Gravesend £120m development rejected by councillors

Gravesend protesters
Image caption Some residents had campaigned against plans to redevelop Gravesend town centre

A plan to redevelop one of Kent's town centres has been rejected.

Councillors were concerned by the scale of the £120m proposal for the Heritage Quarter in Gravesend, which comprised of retail units and housing blocks.

Campaigners had argued the scheme was too large and not in keeping with the existing architecture.

Mike Snelling, the leader of Gravesham Borough Council, said a "shadow of uncertainty remained over the regeneration of the town".

He had previously said walking away from the scheme could have bankrupted the authority.

Leisure facilities

The council has a legally binding agreement with the developer, signed in 2007, committing the land to the scheme.

The planning application by developer Edinburgh House includes provision for 400 flats, a hotel, restaurant and leisure facilities, shops and offices.

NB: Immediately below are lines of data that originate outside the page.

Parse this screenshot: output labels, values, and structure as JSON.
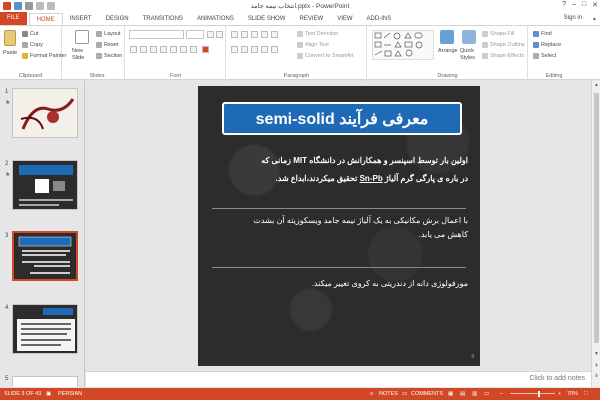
{
  "window": {
    "title": "انتخاب نيمه جامد.pptx - PowerPoint",
    "help": "?",
    "controls": [
      "–",
      "□",
      "✕"
    ],
    "signin": "Sign in"
  },
  "tabs": [
    "FILE",
    "HOME",
    "INSERT",
    "DESIGN",
    "TRANSITIONS",
    "ANIMATIONS",
    "SLIDE SHOW",
    "REVIEW",
    "VIEW",
    "ADD-INS"
  ],
  "ribbon": {
    "clipboard": {
      "label": "Clipboard",
      "paste": "Paste",
      "cut": "Cut",
      "copy": "Copy",
      "format_painter": "Format Painter"
    },
    "slides": {
      "label": "Slides",
      "new_slide": "New Slide",
      "layout": "Layout",
      "reset": "Reset",
      "section": "Section"
    },
    "font": {
      "label": "Font"
    },
    "paragraph": {
      "label": "Paragraph",
      "text_direction": "Text Direction",
      "align_text": "Align Text",
      "smartart": "Convert to SmartArt"
    },
    "drawing": {
      "label": "Drawing",
      "arrange": "Arrange",
      "quick_styles": "Quick Styles",
      "shape_fill": "Shape Fill",
      "shape_outline": "Shape Outline",
      "shape_effects": "Shape Effects"
    },
    "editing": {
      "label": "Editing",
      "find": "Find",
      "replace": "Replace",
      "select": "Select"
    }
  },
  "thumbnails": [
    {
      "num": "1"
    },
    {
      "num": "2"
    },
    {
      "num": "3"
    },
    {
      "num": "4"
    },
    {
      "num": "5"
    }
  ],
  "slide": {
    "title": "معرفی فرآیند semi-solid",
    "bullet1_line1": "اولین بار توسط اسپنسر و همکارانش در دانشگاه MIT زمانی که",
    "bullet1_line2_pre": "در باره ی پارگی گرم آلیاژ ",
    "bullet1_line2_link": "Sn-Pb",
    "bullet1_line2_post": " تحقیق میکردند،ابداع شد.",
    "bullet2_line1": "با اعمال برش مکانیکی به یک آلیاژ نیمه جامد ویسکوزیته آن بشدت",
    "bullet2_line2": "کاهش می یابد.",
    "bullet3": "مورفولوژی دانه از دندریتی به کروی تغییر میکند.",
    "number": "3"
  },
  "notes_placeholder": "Click to add notes",
  "status": {
    "slide_of": "SLIDE 3 OF 43",
    "language": "PERSIAN",
    "notes": "NOTES",
    "comments": "COMMENTS",
    "zoom": "70%"
  },
  "colors": {
    "accent": "#d24726",
    "title_box": "#1f6ab6"
  }
}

It also has a new town square, 1,000 parking spaces, improvements to St Andrews Gardens and the river walkway and new community facilities.

About 350 people attended the meeting of the council's independent regulatory board at Woodville Halls on Monday evening.

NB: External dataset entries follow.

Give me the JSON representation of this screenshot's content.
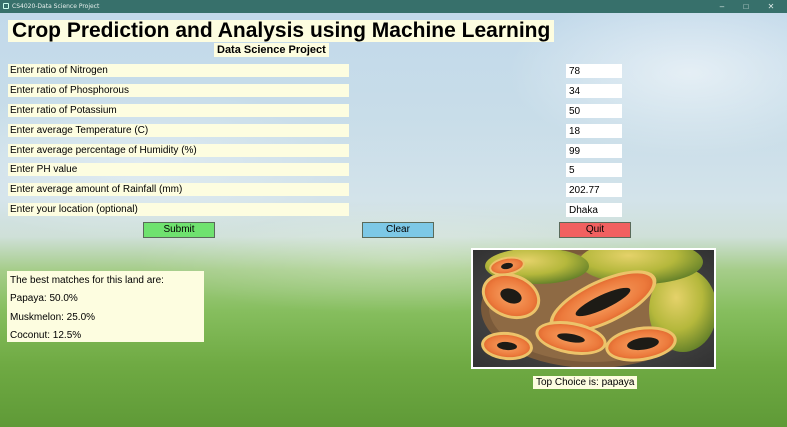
{
  "window": {
    "title": "CS4020-Data Science Project",
    "minimize_glyph": "–",
    "maximize_glyph": "□",
    "close_glyph": "✕"
  },
  "header": {
    "title": "Crop Prediction and Analysis using Machine Learning",
    "subtitle": "Data Science Project"
  },
  "form": {
    "nitrogen": {
      "label": "Enter ratio of Nitrogen",
      "value": "78"
    },
    "phosphorous": {
      "label": "Enter ratio of Phosphorous",
      "value": "34"
    },
    "potassium": {
      "label": "Enter ratio of Potassium",
      "value": "50"
    },
    "temperature": {
      "label": "Enter average Temperature (C)",
      "value": "18"
    },
    "humidity": {
      "label": "Enter average percentage of Humidity (%)",
      "value": "99"
    },
    "ph": {
      "label": "Enter PH value",
      "value": "5"
    },
    "rainfall": {
      "label": "Enter average amount of Rainfall (mm)",
      "value": "202.77"
    },
    "location": {
      "label": "Enter your location (optional)",
      "value": "Dhaka"
    }
  },
  "buttons": {
    "submit": "Submit",
    "clear": "Clear",
    "quit": "Quit"
  },
  "colors": {
    "submit": "#6fe26f",
    "clear": "#7dc8e6",
    "quit": "#f16060",
    "label_bg": "#fdfde0"
  },
  "results": {
    "heading": "The best matches for this land are:",
    "matches": [
      "Papaya: 50.0%",
      "Muskmelon: 25.0%",
      "Coconut: 12.5%"
    ]
  },
  "top_choice": {
    "caption": "Top Choice is: papaya",
    "image_subject": "papaya"
  }
}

Campaigner Martin McKay said: "We would be happy with regeneration but on the right scale that fits in with our historic town.

"We feel that somewhere inside that huge monstrous scheme is a smaller, more sensible scheme, struggling to get out."

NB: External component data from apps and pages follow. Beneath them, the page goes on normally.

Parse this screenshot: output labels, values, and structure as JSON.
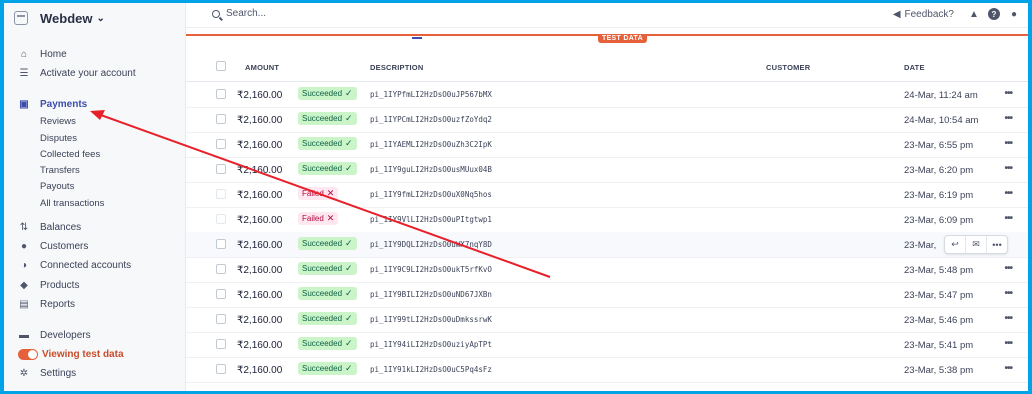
{
  "app": {
    "account_name": "Webdew",
    "search_placeholder": "Search...",
    "feedback_label": "Feedback?",
    "test_data_label": "TEST DATA"
  },
  "sidebar": {
    "primary": [
      {
        "label": "Home",
        "icon": "home-icon"
      },
      {
        "label": "Activate your account",
        "icon": "checklist-icon"
      }
    ],
    "payments": {
      "label": "Payments",
      "icon": "payments-icon"
    },
    "payments_sub": [
      "Reviews",
      "Disputes",
      "Collected fees",
      "Transfers",
      "Payouts",
      "All transactions"
    ],
    "secondary": [
      {
        "label": "Balances",
        "icon": "balances-icon"
      },
      {
        "label": "Customers",
        "icon": "customers-icon"
      },
      {
        "label": "Connected accounts",
        "icon": "connected-accounts-icon"
      },
      {
        "label": "Products",
        "icon": "products-icon"
      },
      {
        "label": "Reports",
        "icon": "reports-icon"
      }
    ],
    "developers": {
      "label": "Developers",
      "icon": "developers-icon"
    },
    "test_mode": {
      "label": "Viewing test data",
      "on": true,
      "color": "#e5603b"
    },
    "settings": {
      "label": "Settings",
      "icon": "gear-icon"
    }
  },
  "table": {
    "headers": {
      "amount": "AMOUNT",
      "description": "DESCRIPTION",
      "customer": "CUSTOMER",
      "date": "DATE"
    },
    "rows": [
      {
        "amount": "₹2,160.00",
        "status": "Succeeded",
        "description": "pi_1IYPfmLI2HzDsO0uJP567bMX",
        "date": "24-Mar, 11:24 am"
      },
      {
        "amount": "₹2,160.00",
        "status": "Succeeded",
        "description": "pi_1IYPCmLI2HzDsO0uzfZoYdq2",
        "date": "24-Mar, 10:54 am"
      },
      {
        "amount": "₹2,160.00",
        "status": "Succeeded",
        "description": "pi_1IYAEMLI2HzDsO0uZh3C2IpK",
        "date": "23-Mar, 6:55 pm"
      },
      {
        "amount": "₹2,160.00",
        "status": "Succeeded",
        "description": "pi_1IY9guLI2HzDsO0usMUux04B",
        "date": "23-Mar, 6:20 pm"
      },
      {
        "amount": "₹2,160.00",
        "status": "Failed",
        "description": "pi_1IY9fmLI2HzDsO0uX0Nq5hos",
        "date": "23-Mar, 6:19 pm"
      },
      {
        "amount": "₹2,160.00",
        "status": "Failed",
        "description": "pi_1IY9VlLI2HzDsO0uPItgtwp1",
        "date": "23-Mar, 6:09 pm"
      },
      {
        "amount": "₹2,160.00",
        "status": "Succeeded",
        "description": "pi_1IY9DQLI2HzDsO0uWX7nqY8D",
        "date": "23-Mar,"
      },
      {
        "amount": "₹2,160.00",
        "status": "Succeeded",
        "description": "pi_1IY9C9LI2HzDsO0ukT5rfKvO",
        "date": "23-Mar, 5:48 pm"
      },
      {
        "amount": "₹2,160.00",
        "status": "Succeeded",
        "description": "pi_1IY9BILI2HzDsO0uND67JXBn",
        "date": "23-Mar, 5:47 pm"
      },
      {
        "amount": "₹2,160.00",
        "status": "Succeeded",
        "description": "pi_1IY99tLI2HzDsO0uDmkssrwK",
        "date": "23-Mar, 5:46 pm"
      },
      {
        "amount": "₹2,160.00",
        "status": "Succeeded",
        "description": "pi_1IY94iLI2HzDsO0uziyApTPt",
        "date": "23-Mar, 5:41 pm"
      },
      {
        "amount": "₹2,160.00",
        "status": "Succeeded",
        "description": "pi_1IY91kLI2HzDsO0uC5Pq4sFz",
        "date": "23-Mar, 5:38 pm"
      }
    ]
  },
  "colors": {
    "accent": "#3d4eac",
    "test_mode": "#e5603b",
    "annotation_arrow": "#e8202a",
    "frame": "#00a2e8"
  }
}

In a statement, Mr Snelling said: "It remains to be seen now whether the developer appeals this decision and what the outcome of that appeal will be."

More on this story

Related Internet links

The BBC is not responsible for the content of external Internet sites